With the replacement of vocalist Paul DiAnno and the songwriting having moved up a level, ‘The Number of the Beast’ was the sound of a band becoming a genuine heavy metal tour de force, catapulting Iron Maiden to the top of the UK charts.
Despite the weak opener of ‘Invaders’ and the inclusion of pub rocker ‘Gangland’ over ‘Total Eclipse’ (later featured on re-issues), Beast is packed with killer material. Six of the original eight tracks went on to become live staples and bona fide classics.
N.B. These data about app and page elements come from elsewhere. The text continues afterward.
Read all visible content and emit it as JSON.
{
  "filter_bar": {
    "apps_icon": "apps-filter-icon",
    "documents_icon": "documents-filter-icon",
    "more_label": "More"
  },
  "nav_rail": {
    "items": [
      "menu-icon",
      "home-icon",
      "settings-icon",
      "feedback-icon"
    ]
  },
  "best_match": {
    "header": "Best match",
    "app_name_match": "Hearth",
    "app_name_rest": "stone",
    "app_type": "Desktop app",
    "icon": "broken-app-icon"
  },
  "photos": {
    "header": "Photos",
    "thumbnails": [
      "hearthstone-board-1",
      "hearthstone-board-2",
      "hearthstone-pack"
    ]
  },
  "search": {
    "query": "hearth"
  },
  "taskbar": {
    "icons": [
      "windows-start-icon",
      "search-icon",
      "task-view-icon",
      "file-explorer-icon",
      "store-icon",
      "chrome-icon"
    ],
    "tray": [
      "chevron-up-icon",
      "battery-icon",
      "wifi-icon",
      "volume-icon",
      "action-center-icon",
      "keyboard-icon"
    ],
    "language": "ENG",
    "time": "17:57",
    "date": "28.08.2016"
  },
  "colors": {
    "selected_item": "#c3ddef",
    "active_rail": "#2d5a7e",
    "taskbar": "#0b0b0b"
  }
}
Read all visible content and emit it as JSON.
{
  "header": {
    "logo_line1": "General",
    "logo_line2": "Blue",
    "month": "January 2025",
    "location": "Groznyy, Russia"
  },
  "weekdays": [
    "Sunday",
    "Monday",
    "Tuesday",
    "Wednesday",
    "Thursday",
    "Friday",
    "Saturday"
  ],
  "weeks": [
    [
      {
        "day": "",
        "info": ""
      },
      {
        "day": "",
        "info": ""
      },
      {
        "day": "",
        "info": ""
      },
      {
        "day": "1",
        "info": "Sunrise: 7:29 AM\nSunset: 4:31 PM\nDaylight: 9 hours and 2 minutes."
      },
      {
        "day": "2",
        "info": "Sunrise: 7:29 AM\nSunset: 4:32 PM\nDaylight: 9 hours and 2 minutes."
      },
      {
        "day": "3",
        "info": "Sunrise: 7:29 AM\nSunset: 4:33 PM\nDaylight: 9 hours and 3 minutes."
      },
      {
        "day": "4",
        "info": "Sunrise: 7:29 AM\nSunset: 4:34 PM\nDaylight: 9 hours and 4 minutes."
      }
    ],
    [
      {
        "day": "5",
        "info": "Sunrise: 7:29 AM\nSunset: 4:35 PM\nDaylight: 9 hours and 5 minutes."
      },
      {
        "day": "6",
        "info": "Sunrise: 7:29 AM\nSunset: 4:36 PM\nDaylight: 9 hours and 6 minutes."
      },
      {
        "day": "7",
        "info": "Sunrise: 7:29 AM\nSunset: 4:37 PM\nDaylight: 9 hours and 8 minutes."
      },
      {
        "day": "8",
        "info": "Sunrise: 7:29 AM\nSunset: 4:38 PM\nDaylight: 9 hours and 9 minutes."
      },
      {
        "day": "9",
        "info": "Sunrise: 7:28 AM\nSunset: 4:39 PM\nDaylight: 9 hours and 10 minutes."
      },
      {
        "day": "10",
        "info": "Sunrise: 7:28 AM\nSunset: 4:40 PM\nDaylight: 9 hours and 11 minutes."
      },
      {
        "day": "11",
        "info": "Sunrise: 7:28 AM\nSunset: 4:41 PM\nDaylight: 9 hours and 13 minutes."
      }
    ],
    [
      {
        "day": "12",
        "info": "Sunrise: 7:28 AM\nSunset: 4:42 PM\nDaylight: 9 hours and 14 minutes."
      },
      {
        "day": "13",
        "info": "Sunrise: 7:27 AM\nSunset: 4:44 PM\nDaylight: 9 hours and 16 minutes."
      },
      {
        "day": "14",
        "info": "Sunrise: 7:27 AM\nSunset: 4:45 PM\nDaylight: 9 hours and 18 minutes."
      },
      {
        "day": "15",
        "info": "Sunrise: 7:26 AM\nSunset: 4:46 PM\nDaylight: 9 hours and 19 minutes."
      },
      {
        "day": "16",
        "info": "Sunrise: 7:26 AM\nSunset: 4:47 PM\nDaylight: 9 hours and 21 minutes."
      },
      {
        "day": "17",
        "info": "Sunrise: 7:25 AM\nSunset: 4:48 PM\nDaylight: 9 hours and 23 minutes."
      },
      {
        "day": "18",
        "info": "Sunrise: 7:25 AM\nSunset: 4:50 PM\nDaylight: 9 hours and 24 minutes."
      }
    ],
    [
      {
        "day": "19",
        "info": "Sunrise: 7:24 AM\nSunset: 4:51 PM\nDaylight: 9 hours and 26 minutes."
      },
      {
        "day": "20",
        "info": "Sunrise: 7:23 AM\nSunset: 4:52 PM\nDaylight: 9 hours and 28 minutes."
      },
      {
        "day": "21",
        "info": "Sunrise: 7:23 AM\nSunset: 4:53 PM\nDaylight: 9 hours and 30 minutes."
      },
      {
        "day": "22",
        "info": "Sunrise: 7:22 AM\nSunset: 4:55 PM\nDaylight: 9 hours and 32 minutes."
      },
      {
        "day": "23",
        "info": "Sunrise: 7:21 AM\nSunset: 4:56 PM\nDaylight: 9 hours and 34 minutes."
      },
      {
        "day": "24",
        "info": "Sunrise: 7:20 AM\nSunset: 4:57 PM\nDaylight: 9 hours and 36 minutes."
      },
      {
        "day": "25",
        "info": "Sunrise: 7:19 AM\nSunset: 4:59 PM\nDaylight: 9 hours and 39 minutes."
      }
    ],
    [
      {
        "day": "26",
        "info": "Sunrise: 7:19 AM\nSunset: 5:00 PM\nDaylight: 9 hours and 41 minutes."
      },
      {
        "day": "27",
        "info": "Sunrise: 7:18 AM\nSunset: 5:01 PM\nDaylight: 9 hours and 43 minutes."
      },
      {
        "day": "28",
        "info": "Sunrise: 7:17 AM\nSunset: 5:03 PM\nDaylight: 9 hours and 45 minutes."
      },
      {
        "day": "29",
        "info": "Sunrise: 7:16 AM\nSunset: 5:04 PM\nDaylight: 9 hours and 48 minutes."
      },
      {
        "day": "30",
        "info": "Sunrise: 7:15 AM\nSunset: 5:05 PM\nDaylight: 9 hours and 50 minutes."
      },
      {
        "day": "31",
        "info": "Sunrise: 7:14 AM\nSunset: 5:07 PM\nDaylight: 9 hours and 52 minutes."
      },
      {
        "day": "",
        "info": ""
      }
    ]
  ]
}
Whether it’s the brilliant arrangement of ‘Children of the Damned’, the masterpiece of rhythms and riffs on ’22 Acacia Avenue’, or the hook filled choruses of ‘The Prisoner’, Run to the Hills and the nightmare inspired title track, the songs are quite simply different class. Take the epic ‘Hallowed Be Thy Name, its tempo shifts and subtle complexities set a new standard in songwriting. Arguably the band’s finest moment, it closes the album in superb style, slowly unfolding like the tensest of dramas.
It is no surprise that ‘Number of the Beast’ is among the greatest albums of all time, it’s a genuine classic that created a template by which future Metal albums would be judged.
The Die-hard Fans Album: ‘Iron Maiden’
It’s difficult to pick a die-hard fans’ album from their extensive catalogue, but Maiden’s self-titled debut swings it. Featuring some of their most classic tracks, it boasts a raw energy honed to perfection by five long years on the London pub circuit; some people even prefer Di’Anno’s rough edged vocals.
Besides classics like the bassy ‘Running Free’, exploring life on the wrong side of the law, and the eternal set closing title track, there is something quite daring about ‘Iron Maiden’ as Harris, Murray et al explore their creativity, pushing forward, reworking classic ideas whilst incorporating new.
From the sinister rock riffing that opens the murderous ‘Prowler’ through the rough and ready, almost punky, ‘Sanctuary’, power ballad ‘Remember Tomorrow’, the ‘Transylvania’ instrumental and the epically atmospheric ‘Strange World’, you get a talented band at their exciting energetic best. Even the slightly clumsy ‘Charlotte the Harlot’ boasts a sublime midsection.
However, the most startling example of Maiden at their creative peak comes on the monumental ‘Phantom of the Opera’. A seven minute lesson in songwriting as the intricacies of the guitars ebb and flow with menace, Phantom helped ‘Iron Maiden’ become one of the finest debuts in Heavy Metal history. Classic.
One to Avoid: ‘No Prayer for the Dying’
After seven classic albums, the creative juices eventually had to run dry and ‘No Prayer for the Dying is the sound of the band pushing the self-destruct button. It looks and sounds like Maiden, but it’s like they decided to give the tribute band a shot.
From the open verses of Tailgunner they are just not trying; Bruce’s familiar operatic voice is half-hearted and the track is a pale imitation of Aces High. In fact, the entire album is a pale imitation, resorting to over used clichés on tracks like ‘Holy Smoke’ and ‘Hooks in You’, seemingly forgetting how to arrange a power ballad on the title track, and to be frank, tracks like ‘The Assassin and the stunningly awful ‘Bring Your Daughter…’ are so bad it’s funny.
Every track keeps it simple and weighs in at similar length as they go through the motions to produce the minimum. Only closer Mother Russia breaks the five minute mark to attempt something grandiose, but it’s left wanting.
Instead of sounding like stripped down back to metal basics, it’s like a band working its notice, they sound like a caricature of themselves and it just goes to show that even great bands lose their way sometimes.
If Eternity Should Fail
The Wicker Man
22 Acacia Avenue
Hallowed Be Thy Name
Churchill’s Speech/Aces High
Women In Uniform
The Evil That Men Do
Stranger in a Strange Land
Fear of the Dark
The Reincarnation of Benjamin Breeg
The Flight of Icarus
The Number of the Beast
Phantom of the Opera
View more of Already Heard’s coverage of Download Festival 2016 here.
Words by Edward Layland (@EdwardLayland)